Pan-Fried Sweetbreads Piccata
Author:Last Night's Dinner
Serves: 2 (as an appetizer)
- 4-5 ounces beef or veal sweetbreads
- milk to cover
- 4 cups water
- Kosher or sea salt
- Juice of half a lemon plus 1 tablespoon fresh lemon juice
- 1/4 cup Wondra or other finely milled flour
- Freshly cracked black pepper
- 2-3 tablespoons unsalted butter
- 2 tablespoons extra virgin olive oil
- 1 teaspoon brined nonpareil capers
- 1/4 cup loosely packed picked celery leaves
- 1/4 cup loosely packed picked flat-leaf parsley
2 days before cooking, place the sweetbreads in a bowl or small container, cover them with milk, and allow them to soak in the refrigerator overnight. Remove the sweetbreads, discarding the milk, and trim any veins or dark bits. Rinse them well and set aside.
Place the sweetbreads in a small pot, cover with water, and add a big pinch of salt and the juice of half a lemon. Add the sweetbreads, bring the water to a boil, and blanch them for about 5 minutes. Remove the sweetbreads and plunge them into an ice bath.
Line a small sheet pan with a kitchen towel and place the sweetbreads on the towel in a single layer. Fold the towel over them to cover, place another sheet pan on top, and weight it down – a heavy pot or a few cans of tomatoes work well. Place in the refrigerator overnight.
If your sweetbreads are large, slice them into medallions. Spread the flour on a plate and season with lots of salt and pepper, then toss the sweetbreads in the seasoned flour until well coated on all sides.
Melt the butter in a heavy bottomed skillet and cook the sweetbreads over medium heat until golden brown.

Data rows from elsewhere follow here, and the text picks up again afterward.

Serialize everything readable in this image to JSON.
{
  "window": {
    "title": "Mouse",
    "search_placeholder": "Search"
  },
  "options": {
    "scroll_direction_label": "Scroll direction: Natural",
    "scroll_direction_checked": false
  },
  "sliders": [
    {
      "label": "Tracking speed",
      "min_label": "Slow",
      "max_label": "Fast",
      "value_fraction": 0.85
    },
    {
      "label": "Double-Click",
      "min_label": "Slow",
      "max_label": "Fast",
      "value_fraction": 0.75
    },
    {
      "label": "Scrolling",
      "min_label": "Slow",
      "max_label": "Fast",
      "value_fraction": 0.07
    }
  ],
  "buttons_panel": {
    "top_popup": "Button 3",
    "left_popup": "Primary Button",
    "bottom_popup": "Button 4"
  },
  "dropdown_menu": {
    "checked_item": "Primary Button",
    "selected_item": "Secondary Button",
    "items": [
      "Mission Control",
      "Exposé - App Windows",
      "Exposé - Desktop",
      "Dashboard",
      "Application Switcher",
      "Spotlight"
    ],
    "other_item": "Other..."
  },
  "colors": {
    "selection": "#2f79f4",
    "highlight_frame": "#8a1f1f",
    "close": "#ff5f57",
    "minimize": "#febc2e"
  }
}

Place the browned sweetbreads on a paper towel-lined plate and set aside, tenting loosely with foil to keep warm.
Whisk the tablespoon of lemon juice with a pinch of salt, a few grinds of pepper, and the olive oil in a small bowl until emulsified. Add the capers, celery leaves and parsley and stir to combine.
Place the sweetbreads on a serving plate, and drizzle the sauce all around. Finish with a little flaky salt if desired.
Sweetbreads & Bacon
- 1 lb. calf's or lamb's sweetbreads
- 1/2 lb. tomatoes, sliced & peeled or 1 tin
- 1 c. water or stock
- 1 lb. streaky bacon rashers (slices)
- 1 sm. onion, finely chopped
- 1 tbsp. chopped parsley
- Salt & pepper
Soak the sweetbreads in cold salted water for at least 30 minutes.
Change the water, salt it and bring them to the boil. Cook for 10 minutes.
Strain and let them get cold, then remove any skin or membrane.
Take the rind from the rashers and wrap each sweetbread in the bacon. (If the sweetbreads are not all the same size, cut them accordingly.)
Put in a lightly greased oven-proof dish. Season well and add the onion, tomatoes and stock.
Sprinkle with parsley and cook in a moderate oven (350 degrees electric; gas regulo 3-4) for 35 to 40 minutes.
If any of the bacon is not utilized, roll into curls and grill them. Use these crisp bacon rolls as garnish on top of the sweetbreads when serving.